Background: To date, no studies have assessed the longitudinal changes of dietary intake on metabolic risk factors in Latino youth.
Objective: We assessed the relation between changes in dietary intake, specifically sugar and fiber intakes, with changes in adiposity and risk factors for type 2 diabetes in a longitudinal analysis of overweight Latino youth.
Design: Overweight Latino youth (n = 85; aged 11-17 y) underwent the following measures over 2 y [mean (+/-SD) time difference was 1.5 +/- 0.5 y]: dietary intake by 2-d diet recalls, body composition by dual-energy X-ray absorptiometry and magnetic resonance imaging, and glucose and insulin indexes by oral- and intravenous-glucose-tolerance tests. Partial correlations and repeated-measures analysis of covariance assessed the relation between changes in dietary intake with changes in adiposity and glucose and insulin indexes, independent of the following a priori covariates: sex, Tanner stage, time between visits, and baseline dietary and metabolic variables of interest.
Results: Increases in total dietary fiber (g/1000 kcal) and insoluble fiber (g/1000 kcal) were associated with decreases in visceral adipose tissue (VAT) (r = -0.29, P = 0.02, and r = -0.27, P = 0.03, for total dietary and insoluble fiber, respectively), independent of baseline covariates and change in subcutaneous abdominal adipose tissue. Participants who had decreased total dietary fiber (mean decrease of 3 g . 1000 kcal(-1) x d(-1)) had significant increases in VAT compared with participants who had increased total dietary fiber (21% compared with -4%; P = 0.02). No other changes in dietary variables were related to changes in adiposity or metabolic variables.

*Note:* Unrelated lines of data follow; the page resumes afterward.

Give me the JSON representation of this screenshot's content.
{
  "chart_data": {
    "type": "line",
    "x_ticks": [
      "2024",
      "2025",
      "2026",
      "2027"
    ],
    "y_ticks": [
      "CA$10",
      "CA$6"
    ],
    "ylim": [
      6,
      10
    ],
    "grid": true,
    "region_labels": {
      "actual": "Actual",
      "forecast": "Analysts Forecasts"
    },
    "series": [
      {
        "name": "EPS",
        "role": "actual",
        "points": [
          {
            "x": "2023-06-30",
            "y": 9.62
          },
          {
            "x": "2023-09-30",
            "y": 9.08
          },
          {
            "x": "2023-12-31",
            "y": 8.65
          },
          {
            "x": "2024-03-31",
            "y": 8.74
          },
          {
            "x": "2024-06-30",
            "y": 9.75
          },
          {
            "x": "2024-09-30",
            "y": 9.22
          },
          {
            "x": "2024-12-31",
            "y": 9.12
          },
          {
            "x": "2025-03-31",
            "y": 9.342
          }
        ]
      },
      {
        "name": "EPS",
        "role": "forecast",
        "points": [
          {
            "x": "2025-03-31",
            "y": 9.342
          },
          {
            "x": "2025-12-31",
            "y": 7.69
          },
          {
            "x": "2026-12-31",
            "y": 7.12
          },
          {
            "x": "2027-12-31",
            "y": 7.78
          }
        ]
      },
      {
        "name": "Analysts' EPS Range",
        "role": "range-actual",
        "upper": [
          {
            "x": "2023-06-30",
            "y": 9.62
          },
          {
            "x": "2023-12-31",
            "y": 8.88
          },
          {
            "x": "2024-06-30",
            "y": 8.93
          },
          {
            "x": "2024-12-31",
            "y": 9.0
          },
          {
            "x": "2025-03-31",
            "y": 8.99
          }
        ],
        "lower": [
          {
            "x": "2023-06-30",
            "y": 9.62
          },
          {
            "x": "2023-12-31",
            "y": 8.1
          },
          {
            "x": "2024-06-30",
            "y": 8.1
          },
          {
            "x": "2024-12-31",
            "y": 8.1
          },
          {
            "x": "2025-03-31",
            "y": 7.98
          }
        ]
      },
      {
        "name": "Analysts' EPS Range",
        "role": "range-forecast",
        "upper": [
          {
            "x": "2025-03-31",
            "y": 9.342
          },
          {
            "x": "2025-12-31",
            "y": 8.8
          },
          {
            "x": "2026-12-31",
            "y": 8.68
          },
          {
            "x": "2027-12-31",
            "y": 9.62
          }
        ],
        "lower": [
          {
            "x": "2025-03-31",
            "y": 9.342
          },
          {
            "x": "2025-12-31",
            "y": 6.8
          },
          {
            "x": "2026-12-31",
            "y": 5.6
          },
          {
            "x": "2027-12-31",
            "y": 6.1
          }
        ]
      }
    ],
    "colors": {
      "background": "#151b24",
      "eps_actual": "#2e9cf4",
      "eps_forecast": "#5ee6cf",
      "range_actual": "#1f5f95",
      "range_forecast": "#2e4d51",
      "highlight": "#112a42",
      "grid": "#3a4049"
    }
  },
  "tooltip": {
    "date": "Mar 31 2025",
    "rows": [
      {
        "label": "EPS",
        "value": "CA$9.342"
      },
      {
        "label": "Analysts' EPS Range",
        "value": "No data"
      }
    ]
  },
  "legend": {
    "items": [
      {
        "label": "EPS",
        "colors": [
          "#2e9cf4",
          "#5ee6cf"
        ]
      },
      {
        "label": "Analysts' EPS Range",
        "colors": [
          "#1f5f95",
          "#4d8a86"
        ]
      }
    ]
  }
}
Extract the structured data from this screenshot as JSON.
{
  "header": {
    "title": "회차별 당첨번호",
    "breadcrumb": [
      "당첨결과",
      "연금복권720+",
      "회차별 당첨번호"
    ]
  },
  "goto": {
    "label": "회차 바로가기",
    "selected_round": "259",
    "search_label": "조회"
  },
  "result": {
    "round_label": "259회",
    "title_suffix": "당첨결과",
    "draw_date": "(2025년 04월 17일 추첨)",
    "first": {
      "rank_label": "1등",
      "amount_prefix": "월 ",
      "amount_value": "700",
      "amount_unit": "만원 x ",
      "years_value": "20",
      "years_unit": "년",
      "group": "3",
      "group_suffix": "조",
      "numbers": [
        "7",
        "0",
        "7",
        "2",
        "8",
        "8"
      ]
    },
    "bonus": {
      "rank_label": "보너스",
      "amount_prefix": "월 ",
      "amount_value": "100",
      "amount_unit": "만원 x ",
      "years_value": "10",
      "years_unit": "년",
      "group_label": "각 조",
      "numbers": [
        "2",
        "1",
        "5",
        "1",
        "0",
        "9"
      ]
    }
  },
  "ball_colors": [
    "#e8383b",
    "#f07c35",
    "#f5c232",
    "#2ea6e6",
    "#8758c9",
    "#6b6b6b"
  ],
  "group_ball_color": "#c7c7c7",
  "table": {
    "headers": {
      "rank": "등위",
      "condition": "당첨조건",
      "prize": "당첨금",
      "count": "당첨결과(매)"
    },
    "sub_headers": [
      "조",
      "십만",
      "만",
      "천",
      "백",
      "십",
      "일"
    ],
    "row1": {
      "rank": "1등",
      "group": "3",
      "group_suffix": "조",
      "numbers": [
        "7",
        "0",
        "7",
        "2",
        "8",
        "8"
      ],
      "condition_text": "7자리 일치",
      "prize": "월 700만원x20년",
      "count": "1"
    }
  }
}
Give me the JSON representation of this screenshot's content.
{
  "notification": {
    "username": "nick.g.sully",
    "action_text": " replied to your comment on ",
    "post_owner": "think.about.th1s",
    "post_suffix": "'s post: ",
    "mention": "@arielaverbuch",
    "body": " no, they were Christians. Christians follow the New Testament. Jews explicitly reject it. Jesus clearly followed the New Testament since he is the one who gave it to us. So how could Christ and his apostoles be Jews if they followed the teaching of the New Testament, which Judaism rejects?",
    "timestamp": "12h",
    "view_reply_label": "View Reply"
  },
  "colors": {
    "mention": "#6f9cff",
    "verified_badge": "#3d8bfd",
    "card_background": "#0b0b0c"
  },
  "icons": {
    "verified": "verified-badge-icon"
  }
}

Conclusion: Small reductions in dietary fiber intake over 1-2 y can have profound effects on increasing visceral adiposity in a high-risk Latino youth population.